I began this week with the goal of making myself get out of my comfort zone and learn a bit more about my new surroundings. If this is to be my home for the next several years, as I hope it will be, then I felt an obligation to myself to begin a serious exploration of the local environs.
I began at home. Since arriving at the farm on March 4th, I had rummaged through (and cleaned out) all of the outbuildings - save one. I had only peeked into the barn loft a couple of times, and had never brought myself to the point where I had actually climbed into the storage space above the barn.
When my grandson, Sebastian, visited from Oregon a few weeks ago, he had been fascinated with the notion that there was an upstairs to the barn - and he wanted to explore it. I couldn't allow that, however, because I knew if was overflowing with stored junk, much of which could be dangerous - boards with nails sticking out, large pieces of barbed wire, glass jars, rusted buckets and pieces of metal, etc.
On Monday I climbed into the loft and began sorting through crap that has accumulated there over decades. I pitched out six old tires (expecting to find a snake in each and every one), lots of metal - buckets, downspouts, a disassembled, rusted child's swing set, and other large pieces of refuse. Once everything was on the ground I sorted it into metal, non-metal, tires, and environmentally-challenging items such as a bucket of roofing asphalt,motor oil, and paint.
(Sebastian, when you are back here again, we will have a party in the loft!)
I telephoned my trash company which I knew would not take most of those items. They referred me to the "transfer station" for the bigger part of my collection, and to the recycling center for the metal. On Tuesday, not having a truck, I loaded my car with trash and set out to find the "transfer station," which proved to be uncomfortably close (within two miles) to my house. The transfer station is the town dump - of a sort. People bring their trash there - anything - and dump it for a fee. Usually it arrives in a truck, and and a charge is made based on volume. There is also a "per tire" fee for used tires. Because I had less than a truck load, the fellow just charged me for the tires. The transfer station also accepted my asphalt, oil, and paint products.
Trash at the transfer station is thrown into a large warehouse type of building that smells to high hell. From there a fellow with a tractor and bucket pushes it around and (I suspect, though I didn't observe this phase) loads it all into two large semi-truck trailers on the property that are then used to "transfer" it - though to where I have no idea!

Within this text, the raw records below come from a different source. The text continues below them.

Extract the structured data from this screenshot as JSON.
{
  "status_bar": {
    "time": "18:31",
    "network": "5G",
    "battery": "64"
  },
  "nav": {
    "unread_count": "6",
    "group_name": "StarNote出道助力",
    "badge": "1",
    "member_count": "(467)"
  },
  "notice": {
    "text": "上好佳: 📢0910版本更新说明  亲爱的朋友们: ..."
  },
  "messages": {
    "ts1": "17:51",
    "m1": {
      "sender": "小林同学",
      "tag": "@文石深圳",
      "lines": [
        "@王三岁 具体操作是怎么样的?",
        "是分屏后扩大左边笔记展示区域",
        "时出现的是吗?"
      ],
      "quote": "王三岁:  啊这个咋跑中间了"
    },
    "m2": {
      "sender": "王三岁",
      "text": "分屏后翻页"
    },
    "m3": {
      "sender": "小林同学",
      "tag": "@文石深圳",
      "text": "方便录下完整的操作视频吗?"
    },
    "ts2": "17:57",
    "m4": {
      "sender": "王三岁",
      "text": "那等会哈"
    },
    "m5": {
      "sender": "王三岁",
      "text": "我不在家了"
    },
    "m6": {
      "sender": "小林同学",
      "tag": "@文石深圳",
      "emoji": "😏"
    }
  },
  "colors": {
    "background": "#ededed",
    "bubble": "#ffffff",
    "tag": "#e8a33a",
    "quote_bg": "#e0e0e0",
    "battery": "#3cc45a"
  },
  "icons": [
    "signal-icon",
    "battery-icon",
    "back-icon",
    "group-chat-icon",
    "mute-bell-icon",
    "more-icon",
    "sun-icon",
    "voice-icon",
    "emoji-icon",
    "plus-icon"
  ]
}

After returning home and scouring off the stink, I decided to wait and discover the recycling center later in the week.
Wednesday evening I did something that I have wanted to do ever since moving to West Plains. I showed up at the local Senior Center and joined in its weekly pinochle night. There were ten people present, counting myself, which made for two tables of players with one extra team rotating in after each hand. I had played a LOT of pinochle forty years ago as a college student and as a young army officer, but none since. It all came back quickly - and I made several new friends. I hope to remain a part of that local activity - and I appreciate being so warmly welcomed by the group.
Thursday I had appointment with a new medical provider - a cardiologist here in West Plains. While waiting to see him, I visited with the lady who was updating my records and learned that there was a cardiac rehab unit (a small, well-monitored exercise facility) right in the clinic. She gave me a tour of the facility and arranged to get me medically referred to the program. I have to take some preliminary tests (including and EKG) next week, and should begin exercising the week after. I feel very fortunate to have made this discovery. It will be a good opportunity to get healthier and to meet a few new people.
Friday I loaded all of the metal into my poor old car and set out for the recycling center - which also proved to be embarrassingly close to my house - again less than two miles. The recycling center surrounds a literal mountain of rusted metal. I located the office and figured out the process for unloading my treasure. I had two carloads by volume, but not much by actual weight, so I just donated it to the center.
My only other discovery this week was a pair of beautiful sassafras trees that are in my backyard but had been completely hidden by a climbing vine that the previous owners had intentionally planted. A young man who occasionally does yard work for me called on Tuesday to see if I had any work for him. We put a ladder up next to the pile of vines and he got to work. It was almost like an archaeology project as the vines were pulled away and the two tall and skinny sassafras trees emerged. The vines had done some damage by making deep grooves in the tree trunks, but the trees look as though they will be able to survive and thrive.
This is beginning to feel like home!